A few weeks ago Graham and I were stood on Harberry Hill looking south across Teesdale. I could see the scar running beneath the scarp edge of Holwick Moor. I was trying to figure out how I had previously overlooked such a massive outcrop of limestone, Graham put me right ‘it’s the Whin Sill’..of course it is. On returning home my mind kept taking me back to the Scar, we decided to return.
There are reports of Shap Granite boulders on the seabed of the Tees Bay. These boulders were transported by a glacier during the Late Devensian glaciation about 30,000 years ago. They originate from a granite outcrop on the fells just south of the village of Shap in Cumbria.
Carboniferous Limestone – Alston Formation formed 337-328 million years ago
The road to Pateley Bridge was closed, the diversion sent me south along a series of narrow lanes.

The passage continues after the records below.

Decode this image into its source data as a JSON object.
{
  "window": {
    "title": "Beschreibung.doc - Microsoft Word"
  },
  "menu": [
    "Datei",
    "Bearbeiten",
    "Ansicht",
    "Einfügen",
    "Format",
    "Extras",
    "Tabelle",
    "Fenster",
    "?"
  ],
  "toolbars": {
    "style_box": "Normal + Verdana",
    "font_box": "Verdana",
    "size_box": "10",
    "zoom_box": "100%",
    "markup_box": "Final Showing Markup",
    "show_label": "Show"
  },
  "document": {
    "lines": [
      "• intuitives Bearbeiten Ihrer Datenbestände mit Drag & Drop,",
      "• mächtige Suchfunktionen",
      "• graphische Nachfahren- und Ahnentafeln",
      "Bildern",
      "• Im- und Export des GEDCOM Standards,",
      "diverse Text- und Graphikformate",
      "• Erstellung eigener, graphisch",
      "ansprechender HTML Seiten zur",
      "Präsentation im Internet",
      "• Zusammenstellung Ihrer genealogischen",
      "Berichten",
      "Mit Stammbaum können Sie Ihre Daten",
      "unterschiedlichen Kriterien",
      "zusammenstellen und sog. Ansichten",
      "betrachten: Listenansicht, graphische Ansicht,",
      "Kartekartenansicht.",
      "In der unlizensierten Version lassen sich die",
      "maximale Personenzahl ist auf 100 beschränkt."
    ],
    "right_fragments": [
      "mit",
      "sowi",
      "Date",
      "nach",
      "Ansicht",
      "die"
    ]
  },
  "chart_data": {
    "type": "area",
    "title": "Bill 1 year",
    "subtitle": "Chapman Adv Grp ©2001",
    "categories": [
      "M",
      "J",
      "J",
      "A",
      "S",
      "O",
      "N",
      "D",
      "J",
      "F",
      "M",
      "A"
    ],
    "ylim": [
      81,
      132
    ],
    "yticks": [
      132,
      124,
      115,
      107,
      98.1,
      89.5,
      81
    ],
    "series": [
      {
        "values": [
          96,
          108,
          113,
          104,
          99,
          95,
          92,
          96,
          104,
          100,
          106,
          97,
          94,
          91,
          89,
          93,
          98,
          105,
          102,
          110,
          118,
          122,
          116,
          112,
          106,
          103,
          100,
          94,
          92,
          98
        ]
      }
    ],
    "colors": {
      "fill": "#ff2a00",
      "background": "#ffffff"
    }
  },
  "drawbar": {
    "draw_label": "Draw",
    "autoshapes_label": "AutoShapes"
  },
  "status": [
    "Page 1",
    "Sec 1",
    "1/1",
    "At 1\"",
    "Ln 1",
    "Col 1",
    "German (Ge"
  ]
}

I followed an expensive-looking Audi coupe which was so wide that it struggled to stay on the lane without the outer wheels occasionally slipping into the ditch. The route eventually joined the Nidd Valley road, but instead of turning right towards Pateley Bridge the driver turned left, I guess he realised that perhaps the narrow lanes of the dales were not the right place for his oversized cruiser.
The Nidderdale road passes through a number of villages and hamlets, originally built to house workers from the flax mills and other works along the valley. The walls of many houses have had the black patina that forms on Millstone Grit walls cleaned away, this is a land of shiny Range Rovers and heritage paint. The Dales valleys have become a northern extension of Yorkshire’s golden triangle (Leeds-York-Harrogate). The average price of a house in the Dales is nearly forty percent higher than the average price of a house in Yorkshire.
Passing through Pateley Bridge and then up onto the moors. I’d arranged to meet Graeme at The Coldstones Cut. The Cut is a landscape sculpture and a viewing platform built to overlook the Coldstones Limestone quarry, the last working large limestone quarry in the district. I’ve passed this quarry many times and until recently was completely unaware of its existence.
The Cut was created by artist Andrew Sabin and opened in 2011. In his accompanying essay Sabin references the citadel of Mycenae, which I completely get. He also discusses the nature of the path through the site, this had baffled Graeme and I on our visit, why did the path through the work resemble a modern road? why the yellow lines and bollards?
The base of the Cut is adorned with the dressing of modern towns and the paraphernalia of contemporary streetscapes and rightly so because the pit that lies at the end of the Cut was formed to supply the road builders and landscape makers of 20th century Britain.
Despite the minor inconvenience of swarming small insects, we both enjoyed wandering around the Cut. The jumbled stones at the foot of the path and the weird bicycle sculpture seemed a bit out of place but in fairness to Andrew Sabin these were not part of his design. The crowning glory of the Cut is of course the drama of quarry and the landscape beyond.
Whilst at the Cut we could see the outline of this beautiful water tower in the distance, we had to pay it a visit.
Once home I began to reflect on how the operators of the quarry have recognised that their site has value and interest to the wider community. They have explored ways to allow people to engage with not only the quarry but also with the wider landscape and history of the district. This approach is the polar opposite to the situation that we currently have on Teesside where a publicly funded development corporation are taking a year zero approach to a vast steelworks site with the full support of their appointed heritage taskforce. This has resulted in historical and culturally important elements of the site being lost forever.
Driving through Dalehouse today I spotted this lovely Shap Granite erratic. I got talking to the man whose land it is on and he told me that he had brought it up from the valley bottom. He also told me of a neighbour who had dragged an even larger boulder of the same rock type into his garden and was using it as a healing stone, apparently he sits on it for a period of time and it eases his aches and pains. I asked the man whether he had any similar experiences with his stone, he said that he hadn’t, the only thing he had noticed was that passing dogs enjoyed cocking their legs against it.